In preparation for an impending visit to a high school classmate who is an Episcopal priest, I bought Trollope’s Barchester Towers, which I’ve read several times but not recently. It’s a delight of well-drawn characters and sly invective, of which I might quote any number of passages. Here’s one, describing Mrs. Stanhope, to give something of the flavo[u]r:

The structure of her attire was always elaborate, and yet never over laboured. She was rich in apparel, but not bedizened with finery; her ornaments were costly, rare, and such as could not fail to attract notice, but they did not look as though worn with that purpose. She well knew the great architectural secret of decorating her construction, and never descended to constructing a decoration. But when we have said that Mrs. Stanhope knew how to dress, and used her knowledge daily, we have said it all. Other purpose in life she had none. (pg. 63)

Oh well, just one more quote:
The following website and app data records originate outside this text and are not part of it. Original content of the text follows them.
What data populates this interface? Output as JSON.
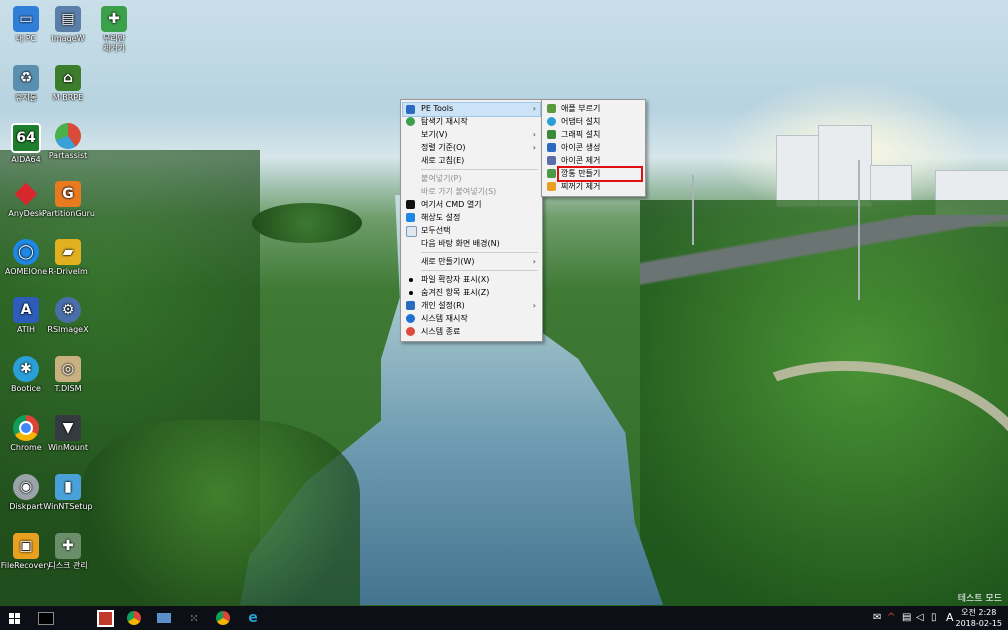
{
  "desktop_icons": [
    {
      "label": "내 PC",
      "icon": "this-pc-icon",
      "color": "#2f7ed8"
    },
    {
      "label": "휴지통",
      "icon": "recycle-bin-icon",
      "color": "#5b8fb0"
    },
    {
      "label": "AIDA64",
      "icon": "aida64-icon",
      "color": "#1e7e2e"
    },
    {
      "label": "AnyDesk",
      "icon": "anydesk-icon",
      "color": "#d8262d"
    },
    {
      "label": "AOMEIOne",
      "icon": "aomei-icon",
      "color": "#1e88e5"
    },
    {
      "label": "ATIH",
      "icon": "acronis-icon",
      "color": "#2d5db8"
    },
    {
      "label": "Bootice",
      "icon": "bootice-icon",
      "color": "#2a9fd6"
    },
    {
      "label": "Chrome",
      "icon": "chrome-icon",
      "color": "#db4437"
    },
    {
      "label": "Diskpart",
      "icon": "diskpart-icon",
      "color": "#9aa3a8"
    },
    {
      "label": "FileRecovery",
      "icon": "file-recovery-icon",
      "color": "#e8a020"
    },
    {
      "label": "ImageW",
      "icon": "imagew-icon",
      "color": "#5a7fa8"
    },
    {
      "label": "M BRPE",
      "icon": "mbrpe-icon",
      "color": "#3c7d2c"
    },
    {
      "label": "Partassist",
      "icon": "partassist-icon",
      "color": "#d84a3a"
    },
    {
      "label": "PartitionGuru",
      "icon": "partitionguru-icon",
      "color": "#e87a20"
    },
    {
      "label": "R-DriveIm",
      "icon": "rdrive-icon",
      "color": "#e0b020"
    },
    {
      "label": "RSImageX",
      "icon": "rsimagex-icon",
      "color": "#4a6fa8"
    },
    {
      "label": "T.DISM",
      "icon": "tdism-icon",
      "color": "#c8b080"
    },
    {
      "label": "WinMount",
      "icon": "winmount-icon",
      "color": "#333a40"
    },
    {
      "label": "WinNTSetup",
      "icon": "winntsetup-icon",
      "color": "#4aa0d8"
    },
    {
      "label": "디스크 관리",
      "icon": "disk-management-icon",
      "color": "#6a8f6a"
    },
    {
      "label": "무리안\n제거기",
      "icon": "puzzle-icon",
      "color": "#3aa04a"
    }
  ],
  "context_menu": {
    "items": [
      {
        "label": "PE Tools",
        "submenu": true,
        "highlighted": true,
        "icon": "pe-tools-icon"
      },
      {
        "label": "탐색기 재시작",
        "icon": "refresh-icon"
      },
      {
        "label": "보기(V)",
        "submenu": true
      },
      {
        "label": "정렬 기준(O)",
        "submenu": true
      },
      {
        "label": "새로 고침(E)"
      },
      {
        "label": "붙여넣기(P)",
        "disabled": true
      },
      {
        "label": "바로 가기 붙여넣기(S)",
        "disabled": true
      },
      {
        "label": "여기서 CMD 열기",
        "icon": "cmd-icon"
      },
      {
        "label": "해상도 설정",
        "icon": "display-icon"
      },
      {
        "label": "모두선택",
        "icon": "select-all-icon"
      },
      {
        "label": "다음 바탕 화면 배경(N)"
      },
      {
        "label": "새로 만들기(W)",
        "submenu": true
      },
      {
        "label": "파일 확장자 표시(X)",
        "bullet": true
      },
      {
        "label": "숨겨진 항목 표시(Z)",
        "bullet": true
      },
      {
        "label": "개인 설정(R)",
        "submenu": true,
        "icon": "personalize-icon"
      },
      {
        "label": "시스템 재시작",
        "icon": "restart-icon"
      },
      {
        "label": "시스템 종료",
        "icon": "shutdown-icon"
      }
    ]
  },
  "sub_menu": {
    "items": [
      {
        "label": "애플 부르기",
        "icon": "app-load-icon"
      },
      {
        "label": "어댑터 설치",
        "icon": "adapter-icon"
      },
      {
        "label": "그래픽 설치",
        "icon": "graphics-icon"
      },
      {
        "label": "아이콘 생성",
        "icon": "icon-create-icon"
      },
      {
        "label": "아이콘 제거",
        "icon": "icon-remove-icon"
      },
      {
        "label": "깡통 만들기",
        "icon": "make-icon",
        "outlined": true
      },
      {
        "label": "찌꺼기 제거",
        "icon": "clean-icon"
      }
    ]
  },
  "taskbar": {
    "apps": [
      "start-icon",
      "cmd-icon",
      "photoshop-like-icon",
      "chrome-ball-icon",
      "network-icon",
      "grid-icon",
      "chrome-icon",
      "ie-icon"
    ],
    "ime": "A",
    "clock_time": "오전 2:28",
    "clock_date": "2018-02-15"
  },
  "watermark": "테스트 모드",
  "colors": {
    "menu_bg": "#f2f2f2",
    "menu_highlight": "#cce3f7",
    "outline_red": "#e01010",
    "taskbar": "#0c0f16"
  }
}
There is, perhaps, no greater hardship at present inflicted on mankind in civilised and free countries, than the necessity of listening to sermons. No one but a preaching clergyman has, in these realms, the power of compelling an audience to sit silent, and be tormented. No one but a preaching clergyman can revel in platitudes, truisms, and untruisms, and yet receive as his undisputed privilege, the same respectful demeanour as though words of impassioned eloquence, or persuasive logic, fell from his lips. Let a professor of law or physic find his place in a lecture-room, and there pour forth jejune words and useless empty phrases, and he will pour them forth to empty benches. Let a barrister attempt to talk without talking well, and he will talk but seldom. A judge’s charge need be listened to per force by none but the jury, prisoner, and gaoler. A member of Parliament can be coughed down or counted out. Town-councillors can be tabooed. But no one can rid himself of the preaching clergyman. (pp 46-47)